Carlisle says his school has learned the hard way about the difficulties in getting resources to low-income communities, in which many frontline workers could not social distance and wound up bringing the infection home with them. Last summer, CDU collaborated with county officials and the Los Angeles fire department on setting up and operating drive-through testing sites. But many in the community don’t have cars and some don’t have internet access, meaning they couldn’t schedule appointments. So CDU sent some of its students to neighborhood locations such as malls to try to get individuals tested for COVID-19, Carlisle says. Such outreach helped reduce hesitancy not only among African Americans, but also immigrants who have language barriers and often fear government.
The four historically Black medical schools and other medical organizations have organized several town halls to address the issue of vaccine hesitancy and distrust in the healthcare system, Montgomery Rice says. The events have drawn online crowds ranging from 8,000 to 20,000.
In December 2020, she and CNN’s Sanjay Gupta, M.D., got vaccinated live on the network broadcast. And in January, Morehouse hosted an event where former U.N. Ambassador Andrew Young, former HHS Secretary Louis W. Sullivan and Hall of Fame baseball player Hank Aaron were vaccinated. (Aaron died shortly after from a non-COVID-19-related illness). Throughout the month, the school held “Vaccination Saturdays” for anyone 75 or older. Montgomery Rice says the school had administered 1,800 vaccinations as of late February.
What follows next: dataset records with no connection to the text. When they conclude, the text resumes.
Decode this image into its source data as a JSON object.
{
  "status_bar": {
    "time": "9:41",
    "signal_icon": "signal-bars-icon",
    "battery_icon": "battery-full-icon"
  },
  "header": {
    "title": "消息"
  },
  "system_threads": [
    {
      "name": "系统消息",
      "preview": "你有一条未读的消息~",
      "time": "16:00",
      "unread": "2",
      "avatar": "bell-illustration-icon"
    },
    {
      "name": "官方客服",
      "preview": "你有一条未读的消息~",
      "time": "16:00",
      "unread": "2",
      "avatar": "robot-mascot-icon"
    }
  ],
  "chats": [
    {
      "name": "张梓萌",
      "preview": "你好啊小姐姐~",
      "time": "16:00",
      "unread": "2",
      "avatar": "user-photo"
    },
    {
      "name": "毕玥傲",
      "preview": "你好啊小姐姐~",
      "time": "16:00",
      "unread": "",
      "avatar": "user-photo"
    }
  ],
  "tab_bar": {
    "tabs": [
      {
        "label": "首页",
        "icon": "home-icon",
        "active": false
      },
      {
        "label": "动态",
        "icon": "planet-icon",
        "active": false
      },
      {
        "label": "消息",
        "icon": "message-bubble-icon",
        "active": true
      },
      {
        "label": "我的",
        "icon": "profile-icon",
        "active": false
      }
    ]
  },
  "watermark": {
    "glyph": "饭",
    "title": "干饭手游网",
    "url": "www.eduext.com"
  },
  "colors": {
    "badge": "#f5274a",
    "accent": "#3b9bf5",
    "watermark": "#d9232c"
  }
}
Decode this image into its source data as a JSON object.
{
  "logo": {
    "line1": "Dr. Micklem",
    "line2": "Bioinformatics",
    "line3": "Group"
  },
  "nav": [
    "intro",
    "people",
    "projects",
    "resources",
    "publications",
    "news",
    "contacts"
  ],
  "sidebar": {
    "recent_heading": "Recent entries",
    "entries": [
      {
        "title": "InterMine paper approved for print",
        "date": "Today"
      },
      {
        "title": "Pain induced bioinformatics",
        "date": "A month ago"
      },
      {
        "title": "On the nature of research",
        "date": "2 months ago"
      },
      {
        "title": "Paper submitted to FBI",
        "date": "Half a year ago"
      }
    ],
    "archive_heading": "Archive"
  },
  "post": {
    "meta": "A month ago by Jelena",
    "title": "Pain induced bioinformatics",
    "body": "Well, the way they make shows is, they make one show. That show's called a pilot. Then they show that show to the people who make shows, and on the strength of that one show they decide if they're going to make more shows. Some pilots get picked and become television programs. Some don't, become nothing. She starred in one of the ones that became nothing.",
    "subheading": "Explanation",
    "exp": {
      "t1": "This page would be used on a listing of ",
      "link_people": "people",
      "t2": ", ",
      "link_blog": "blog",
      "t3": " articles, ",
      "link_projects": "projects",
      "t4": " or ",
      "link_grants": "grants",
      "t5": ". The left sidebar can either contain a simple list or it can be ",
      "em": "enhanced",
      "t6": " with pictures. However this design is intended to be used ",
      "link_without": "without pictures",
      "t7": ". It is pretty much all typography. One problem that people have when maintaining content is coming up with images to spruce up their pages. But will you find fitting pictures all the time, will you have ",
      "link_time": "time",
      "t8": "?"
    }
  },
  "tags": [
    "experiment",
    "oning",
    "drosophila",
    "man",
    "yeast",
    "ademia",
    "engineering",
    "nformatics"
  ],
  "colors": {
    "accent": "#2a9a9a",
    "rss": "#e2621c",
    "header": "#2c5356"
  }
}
It went from having to search for people willing to get vaccinated to a waiting list of 6,000. “We believe we’ve moved the conversation from vaccine hesitancy to vaccine acceptance,” she says.
Hildreth is encouraged by what he sees from the Biden administration, which appointed him to its COVID-19 Health Equity Task Force and made equitable vaccine distribution a focus.
“From my perspective, it all comes back to two things: structural racism and implicit bias,” Hildreth says. “We find a way to deal with those things, these problems would take care of themselves.”
Larry Hanover is a freelance writer in southern New Jersey.